How This Book is Structured
This book combines a meta-analysis of all of the academic research on the benefits of ERP, coupled with on project experience.
ERP has had a remarkable impact on most companies that implemented it. Unplanned expenses for customization, failed implementations, integration, and applications to meet the business requirements that ERP could not–have added up to a higher Total Cost of Ownership for ERP were all unexpected, and account control, on the part of ERP vendors — is now a significant issue affecting IT performance.
Break the Bank for ERP?
Many companies that have broken the bank to implement ERP projects have seen their KPIs go down— but the question is why this is the case. Major consulting companies are some of the largest promoters of ERP systems, but given the massive profits they make on ERP implementations — can they be trusted to provide the real story on ERP? Probably not, however, written by the Managing Editor of SCM Focus, Shaun Snapp — an author with many years of experience with ERP system. A supply chain software expert and well known for providing authentic information on the topics he covers, you can trust this book to provide all the detail that no consulting firm will.

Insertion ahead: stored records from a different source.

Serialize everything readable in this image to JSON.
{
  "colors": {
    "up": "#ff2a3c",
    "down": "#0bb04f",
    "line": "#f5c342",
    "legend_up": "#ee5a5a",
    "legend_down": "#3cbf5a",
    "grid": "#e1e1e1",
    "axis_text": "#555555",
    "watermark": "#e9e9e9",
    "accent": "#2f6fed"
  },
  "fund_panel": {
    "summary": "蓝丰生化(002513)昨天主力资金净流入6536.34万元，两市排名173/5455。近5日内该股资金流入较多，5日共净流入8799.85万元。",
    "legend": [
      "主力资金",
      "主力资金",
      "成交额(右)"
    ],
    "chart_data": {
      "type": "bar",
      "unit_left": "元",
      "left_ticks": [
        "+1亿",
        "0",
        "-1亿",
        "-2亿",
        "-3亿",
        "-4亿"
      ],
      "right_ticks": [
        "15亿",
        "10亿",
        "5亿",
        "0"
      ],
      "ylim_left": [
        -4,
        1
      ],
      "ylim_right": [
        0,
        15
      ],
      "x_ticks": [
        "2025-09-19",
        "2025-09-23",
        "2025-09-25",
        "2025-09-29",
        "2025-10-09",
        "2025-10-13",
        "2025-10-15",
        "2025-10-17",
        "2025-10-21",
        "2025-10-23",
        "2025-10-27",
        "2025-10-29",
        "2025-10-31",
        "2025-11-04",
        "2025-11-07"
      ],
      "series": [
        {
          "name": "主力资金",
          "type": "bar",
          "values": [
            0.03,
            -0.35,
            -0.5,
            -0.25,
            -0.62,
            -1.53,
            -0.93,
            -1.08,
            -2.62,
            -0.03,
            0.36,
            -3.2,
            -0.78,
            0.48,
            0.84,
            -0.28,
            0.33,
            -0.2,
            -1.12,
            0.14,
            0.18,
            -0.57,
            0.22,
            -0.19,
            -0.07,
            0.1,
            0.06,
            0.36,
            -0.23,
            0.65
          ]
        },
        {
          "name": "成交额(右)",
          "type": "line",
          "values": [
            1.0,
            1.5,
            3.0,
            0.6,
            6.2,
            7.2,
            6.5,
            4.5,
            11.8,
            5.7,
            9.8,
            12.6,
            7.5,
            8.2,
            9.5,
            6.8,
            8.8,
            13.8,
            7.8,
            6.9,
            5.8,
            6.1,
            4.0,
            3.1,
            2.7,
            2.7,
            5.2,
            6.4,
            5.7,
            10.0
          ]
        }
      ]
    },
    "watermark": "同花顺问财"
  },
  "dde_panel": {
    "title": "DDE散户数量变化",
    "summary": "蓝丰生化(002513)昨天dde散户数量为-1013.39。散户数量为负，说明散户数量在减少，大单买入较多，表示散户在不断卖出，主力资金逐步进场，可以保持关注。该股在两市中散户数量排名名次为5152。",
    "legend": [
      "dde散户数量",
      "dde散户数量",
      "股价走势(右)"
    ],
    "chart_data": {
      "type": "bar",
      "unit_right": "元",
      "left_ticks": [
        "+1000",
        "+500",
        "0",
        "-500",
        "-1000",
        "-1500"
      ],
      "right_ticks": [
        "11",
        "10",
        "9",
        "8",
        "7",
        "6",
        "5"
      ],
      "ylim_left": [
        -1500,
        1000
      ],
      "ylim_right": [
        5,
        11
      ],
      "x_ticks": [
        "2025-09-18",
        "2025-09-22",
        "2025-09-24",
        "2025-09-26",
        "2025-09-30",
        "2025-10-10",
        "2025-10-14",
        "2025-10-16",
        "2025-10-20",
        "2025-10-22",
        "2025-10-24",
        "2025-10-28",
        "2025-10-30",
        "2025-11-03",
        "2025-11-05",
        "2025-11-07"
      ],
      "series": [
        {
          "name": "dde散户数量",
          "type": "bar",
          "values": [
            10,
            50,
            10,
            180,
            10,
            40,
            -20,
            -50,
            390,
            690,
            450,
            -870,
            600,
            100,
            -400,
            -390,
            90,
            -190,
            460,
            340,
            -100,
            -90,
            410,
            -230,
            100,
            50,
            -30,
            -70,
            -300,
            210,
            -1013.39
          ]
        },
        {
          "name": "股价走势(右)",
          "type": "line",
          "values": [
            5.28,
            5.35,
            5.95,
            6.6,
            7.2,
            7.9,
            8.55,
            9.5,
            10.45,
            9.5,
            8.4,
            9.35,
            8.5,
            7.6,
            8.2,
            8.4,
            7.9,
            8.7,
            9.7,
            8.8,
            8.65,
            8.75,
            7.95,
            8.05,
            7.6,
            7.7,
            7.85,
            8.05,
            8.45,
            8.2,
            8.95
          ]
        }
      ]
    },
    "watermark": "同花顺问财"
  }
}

By reading this book you will:
- Examine the high failure rates of ERP implementations.
- Demystify the convincing arguments ERP vendors use to sell ERP.

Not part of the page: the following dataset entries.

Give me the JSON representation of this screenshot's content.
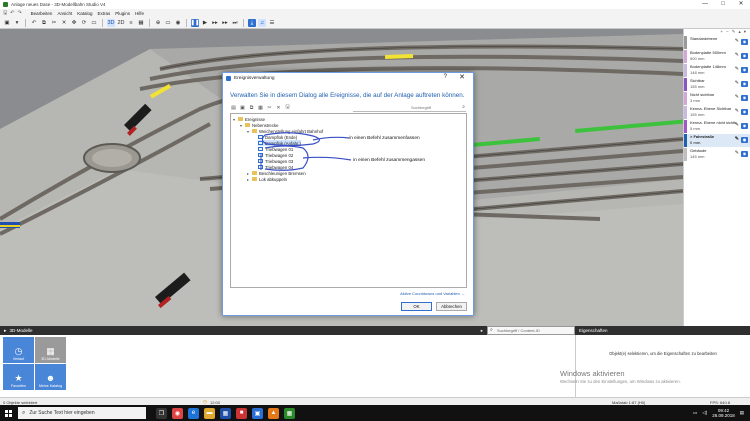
{
  "window": {
    "title": "Anlage neues Dase - 3D-Modellbahn Studio V4",
    "minimize": "—",
    "maximize": "□",
    "close": "✕"
  },
  "menu": {
    "items": [
      "Bearbeiten",
      "Ansicht",
      "Katalog",
      "Extras",
      "Plugins",
      "Hilfe"
    ]
  },
  "toolbar": {
    "btn_3d": "3D",
    "btn_2d": "2D"
  },
  "layers": {
    "items": [
      {
        "name": "Standardebene",
        "sub": ""
      },
      {
        "name": "Bodenplatte 500mm",
        "sub": "500 mm"
      },
      {
        "name": "Bodenplatte 148mm",
        "sub": "148 mm"
      },
      {
        "name": "Sichtbar",
        "sub": "155 mm"
      },
      {
        "name": "Nicht sichtbar",
        "sub": "3 mm"
      },
      {
        "name": "Kenna. Ebene Sichtbar",
        "sub": "155 mm"
      },
      {
        "name": "Kenna. Ebene nicht sichtb.",
        "sub": "5 mm"
      },
      {
        "name": "> Fahrstraße",
        "sub": "0 mm"
      },
      {
        "name": "Gebäude",
        "sub": "145 mm"
      }
    ],
    "colors": [
      "#9a9a9a",
      "#d3a7d8",
      "#c7b9e0",
      "#8a56c6",
      "#d3a7d8",
      "#c7b9e0",
      "#9e58c9",
      "#1f5fb0",
      "#bfbfbf"
    ]
  },
  "models_panel": {
    "header": "3D-Modelle",
    "tiles": [
      {
        "label": "Verlauf",
        "icon": "clock-icon",
        "glyph": "◷"
      },
      {
        "label": "3D-Modelle",
        "icon": "grid-icon",
        "glyph": "▦"
      },
      {
        "label": "Favoriten",
        "icon": "star-icon",
        "glyph": "★"
      },
      {
        "label": "Meine Katalog",
        "icon": "people-icon",
        "glyph": "☻"
      }
    ]
  },
  "search": {
    "placeholder": "Suchbegriff / Content-ID"
  },
  "properties": {
    "header": "Eigenschaften",
    "message": "Objekt(e) selektieren, um die Eigenschaften zu bearbeiten",
    "watermark_title": "Windows aktivieren",
    "watermark_sub": "Wechseln Sie zu den Einstellungen, um Windows zu aktivieren."
  },
  "status": {
    "left": "0 Objekte selektiert",
    "time": "12:00",
    "scale": "Maßstab 1:87 (H0)",
    "fps": "FPS: 640.8"
  },
  "taskbar": {
    "search_placeholder": "Zur Suche Text hier eingeben",
    "time": "09:42",
    "date": "26.09.2018"
  },
  "dialog": {
    "title": "Ereignisverwaltung",
    "help": "?",
    "close": "✕",
    "heading": "Verwalten Sie in diesem Dialog alle Ereignisse, die auf der Anlage auftreten können.",
    "search_placeholder": "Suchbegriff",
    "tree": [
      {
        "label": "Ereignisse",
        "type": "folder"
      },
      {
        "label": "Nebenstrecke",
        "type": "folder"
      },
      {
        "label": "Weichenstellung einfahrt Bahnhof",
        "type": "folder"
      },
      {
        "label": "Dampflok (Ende)",
        "type": "event"
      },
      {
        "label": "Dampflok (Anfahr.)",
        "type": "event"
      },
      {
        "label": "Triebwagen 01",
        "type": "event"
      },
      {
        "label": "Triebwagen 02",
        "type": "event"
      },
      {
        "label": "Triebwagen 03",
        "type": "event"
      },
      {
        "label": "Triebwagen 04",
        "type": "event"
      },
      {
        "label": "Beschleunigen Bremsen",
        "type": "folder"
      },
      {
        "label": "Lok abkuppeln",
        "type": "folder"
      }
    ],
    "annotation1": "in einen Befehl zusammenfassen",
    "annotation2": "in einen Befehl zusammengassen",
    "link": "Aktive Countdowns und Variablen →",
    "ok": "OK",
    "cancel": "Abbrechen"
  }
}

- See how ERP vendors take control of client accounts with ERP.
- Understand why single-instance ERP is not typically feasible.
- Calculate the total cost of ownership and return on investment for your ERP implementation.
- Understand the alternatives to ERP.
- Chapter 1: Introduction to ERP Software
- Chapter 2: The History of ERP
- Chapter 3: Logical Fallacies and the Logics Used to Sell ERP
- Chapter 4: The Best Practice Logic for ERP
- Chapter 5: The Integration Benefits Logic for ERP
- Chapter 6: Analyzing The Logic Used to Sell ERP
- Chapter 7: The High TCO and Low ROI of ERP
- Chapter 8: ERP and the Problem with Institutional Decision Making
- Chapter 9: How ERP Creates Redundant Systems
- Chapter 10: How ERP Distracts Companies from Implementing Better Functionality
- Chapter 11: Alternatives to ERP or Adjusting the Current ERP System
- Chapter 12: Conclusion